Tuesday, March 4, 2008

How a Clipless Pedal Works

Hey! Want to say screw off to your enemy at the races?

Yes, just do it. Screw off.

No no no hold it! Hold it ... I didn't mean THAT!!

I meant : Take a screw off his pedal cleat when he isn't looking. Literally.

Well, I'll come back to this in a sec. First lets see how a clipless bicycle pedal works. All the nerdy wordy descriptions aside, I'll let you look more at pictures.

This is the Shimano PD-520 Pedal, a set of 3 year old beaters I have on my fixed gear. This version is made in Malaysia.

1 and 2 are the clipping sites for the cleat, something you attach to the back of your shoe. 3 is the body, 4 the spindle, and 5 is the threading that fastens into a crank arm clearance.
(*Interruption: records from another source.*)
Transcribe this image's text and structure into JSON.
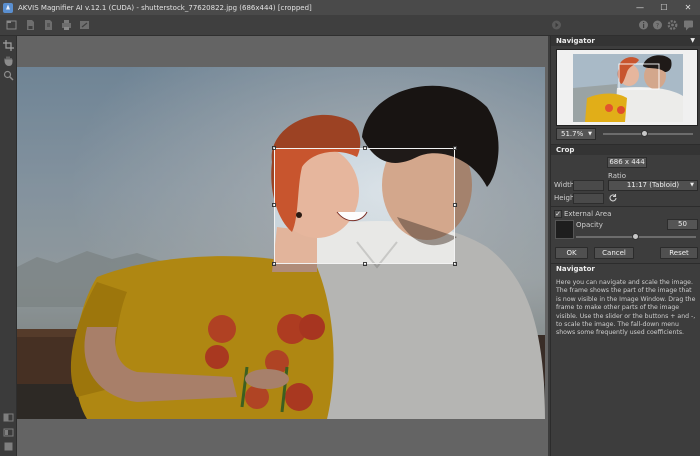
{
  "window": {
    "title": "AKVIS Magnifier AI v.12.1 (CUDA) - shutterstock_77620822.jpg (686x444) [cropped]",
    "minimize_glyph": "—",
    "maximize_glyph": "☐",
    "close_glyph": "✕"
  },
  "toolbar": {
    "left_icons": [
      "open-icon",
      "save-icon",
      "batch-icon",
      "print-icon",
      "share-icon"
    ],
    "right_icons": [
      "run-icon",
      "info-icon",
      "help-icon",
      "settings-icon",
      "notifications-icon"
    ]
  },
  "tools": [
    "crop-tool-icon",
    "hand-tool-icon",
    "zoom-tool-icon",
    "before-after-icon",
    "panel-toggle-icon",
    "fit-icon"
  ],
  "navigator": {
    "title": "Navigator",
    "zoom": "51.7%",
    "zoom_slider_value": 0.47
  },
  "crop": {
    "title": "Crop",
    "size": "686 x 444",
    "ratio_label": "Ratio",
    "width_label": "Width",
    "height_label": "Height",
    "width_value": "",
    "height_value": "",
    "ratio_value": "11:17 (Tabloid)",
    "external_area_label": "External Area",
    "external_area_checked": "✓",
    "opacity_label": "Opacity",
    "opacity_value": "50",
    "opacity_fraction": 0.5,
    "ok_label": "OK",
    "cancel_label": "Cancel",
    "reset_label": "Reset"
  },
  "help": {
    "title": "Navigator",
    "text": "Here you can navigate and scale the image. The frame shows the part of the image that is now visible in the Image Window. Drag the frame to make other parts of the image visible. Use the slider or the buttons + and -, to scale the image. The fall-down menu shows some frequently used coefficients."
  },
  "colors": {
    "accent": "#f2f2f2",
    "panel_bg": "#3d3d3d",
    "canvas_bg": "#646464"
  }
}
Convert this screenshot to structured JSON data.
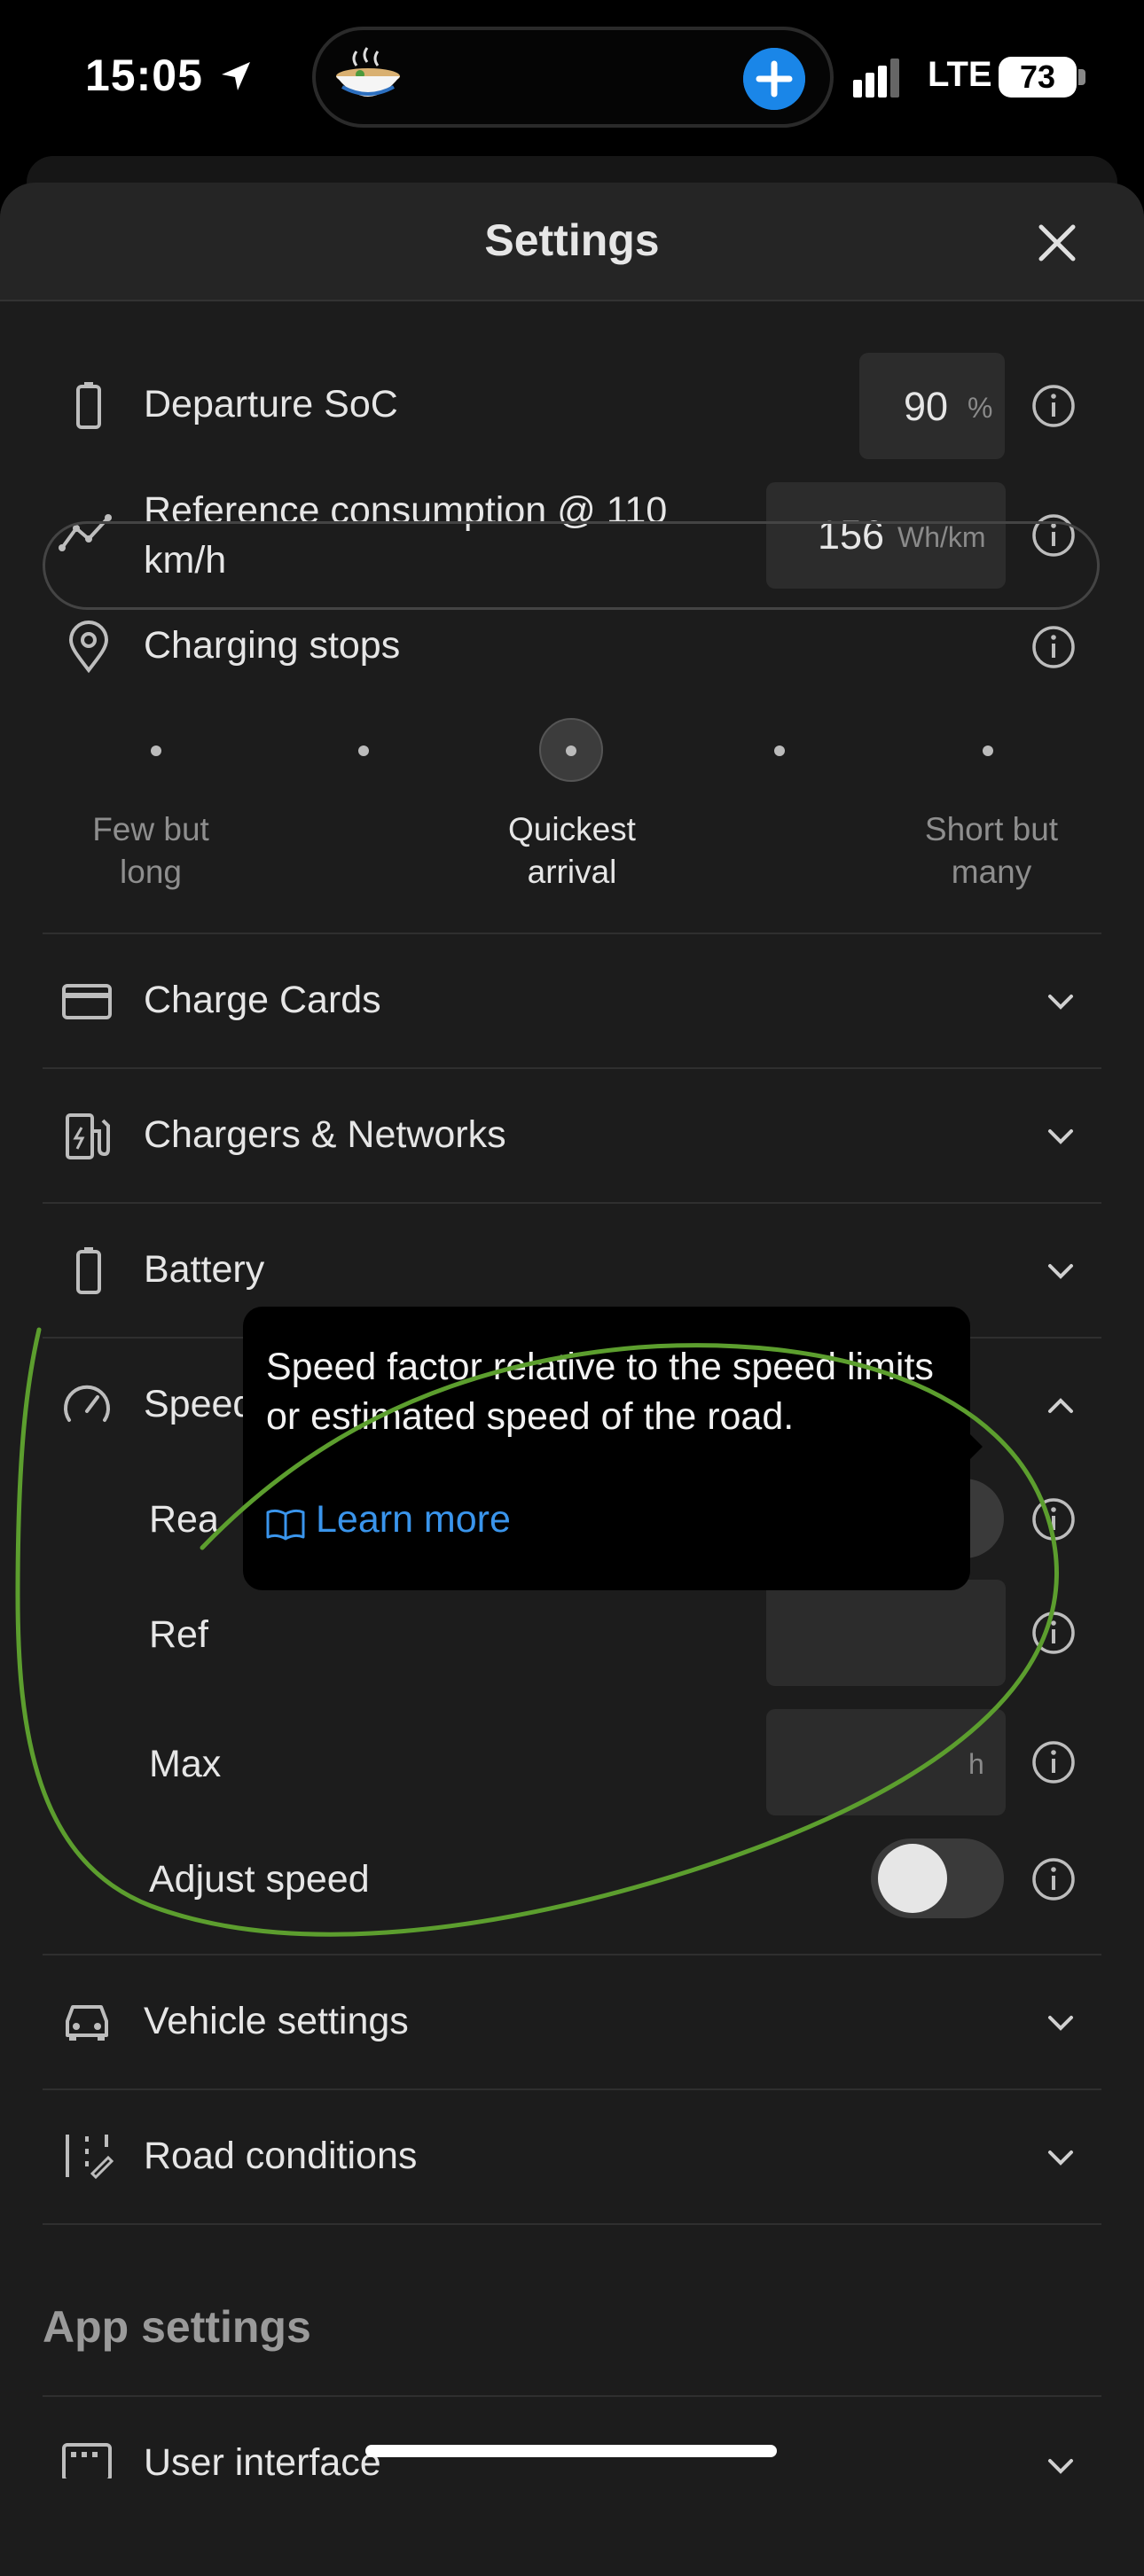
{
  "status_bar": {
    "time": "15:05",
    "network": "LTE",
    "battery": "73"
  },
  "header": {
    "title": "Settings"
  },
  "departure_soc": {
    "label": "Departure SoC",
    "value": "90",
    "unit": "%"
  },
  "reference_consumption": {
    "label_line1": "Reference consumption @ 110",
    "label_line2": "km/h",
    "value": "156",
    "unit": "Wh/km"
  },
  "charging_stops": {
    "label": "Charging stops",
    "options": [
      {
        "line1": "Few but",
        "line2": "long"
      },
      {
        "line1": "Quickest",
        "line2": "arrival"
      },
      {
        "line1": "Short but",
        "line2": "many"
      }
    ],
    "selected_index": 2
  },
  "sections": {
    "charge_cards": "Charge Cards",
    "chargers_networks": "Chargers & Networks",
    "battery": "Battery",
    "speed": "Speed",
    "vehicle_settings": "Vehicle settings",
    "road_conditions": "Road conditions",
    "user_interface": "User interface"
  },
  "speed_section": {
    "row1_label": "Rea",
    "row2_label": "Ref",
    "row3_label": "Max",
    "row3_unit": "h",
    "adjust_speed": "Adjust speed"
  },
  "tooltip": {
    "text": "Speed factor relative to the speed limits or estimated speed of the road.",
    "link": "Learn more"
  },
  "app_settings_heading": "App settings",
  "colors": {
    "accent": "#1a86e8",
    "link": "#3a95ec",
    "annotation": "#5c9e2e"
  }
}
Member 2 is able to move back and forth (black arrows below), whose resistance to do so is set by tensioning a torsional spring 6.

As one rotates an adjustment screw clockwise (purple arrow), the black spring 6 moves outward shown by the red arrows, clamping member 2 at its outer arms more tightly. The result is that it becomes harder to clip in and clip out. This is handy if you want a more secure attachment. Some people's feet accidently clip out while climbing hills or sprinting.
Now to the cleat that attaches to the bottom of your cycling show. It looks like this, without screws :

Oooh , look at that beaten up sole, will you? The carbon footprint (no pun intended) explains everything about the bicycle racer - how his foot reacted when he clipped in for the first time, how he fell, this rebellious war between untrained feet and machine element.

By radio isotope dating and measuring the amount of C-14, cycling experts can take the sole and test its age to know when the racer actually began pursuing this crazy interest.

Naaa, joking.

Anyway, the assembly taken apart looks like this :

Observe 3 members. The first one in order at the top is what clips into the member 2 on the pedal.

To show you a cutaway of how this happens, I had to use bare arm strength to clip the right cleat into the right pedal. The turning motion (purple arrow) is actually provided by your feet. You clip one portion of the cleat into the immovable member 1 of the pedal and rotate the ankle of your feet so that the other part of the cleat displaces the moving member 2 (red arrows) to clip in. The difficulty of clipping in is again dictated by the spring tension 6 as mentioned above.

To clip out of the pedal, your ankle does the exact opposite!

Now observe that two screws are used to fasten the cleat onto the SPD compatible holes in your shoe. Say that one of these screws went missing. This could happen due to insufficient tightening and consequent loss while on a ride, or deliberate horseplay.

Then there only remains one screw. One screw WILL NOT be able to ensure proper fastening to the holes in the shoe sole. Say also that the spring tension is set to HIGH making it even harder to unclip.

A clipped-in rider, unaware of this situation and then attempting to unclip by twisting his foot will not unclip after repeated attempts. This is because the cleat turns with the pedal. The relative motion between the two is almost zero!

He may be able to use some superhuman strength to twist his feet so much that the remaining screw unfastens but this is unlikely while on the bike. I mean, its difficult to do. Even if its possible, chances are you could damage the sole of the shoe.

This gentlemen, is screwing-off.

P.s : Don't try to harm anyone with this ploy. :) The post is meant to show why its important to ensure your cleat screws are sufficiently tight before riding.

To handle this situation, its advisable to unclip other feet, get off the bike, remove your feet from the shoe in question, while having the bike supported (maybe by a friend). Once you have your feet off, use an Allen key from your multi-tool to set the tension on the spring low (if possible) and free member 2 of pedal using the Allen key as a lever. This will get the shoe off from the pedal. Its easier to do all this with the pedal removed from the crank arm using a wrench.

Speaking of which, SPD pedals aren't really known for their float (degree to which you can rotate feet while clipped in for natural movement). Removing a screw from the cleat may be a way to "engineer" float. Funny...

1 comment:

Chris said...

Good post Ron. I have been wondering how much pedal stack height really affects pedaling efficiency. Any advice on that?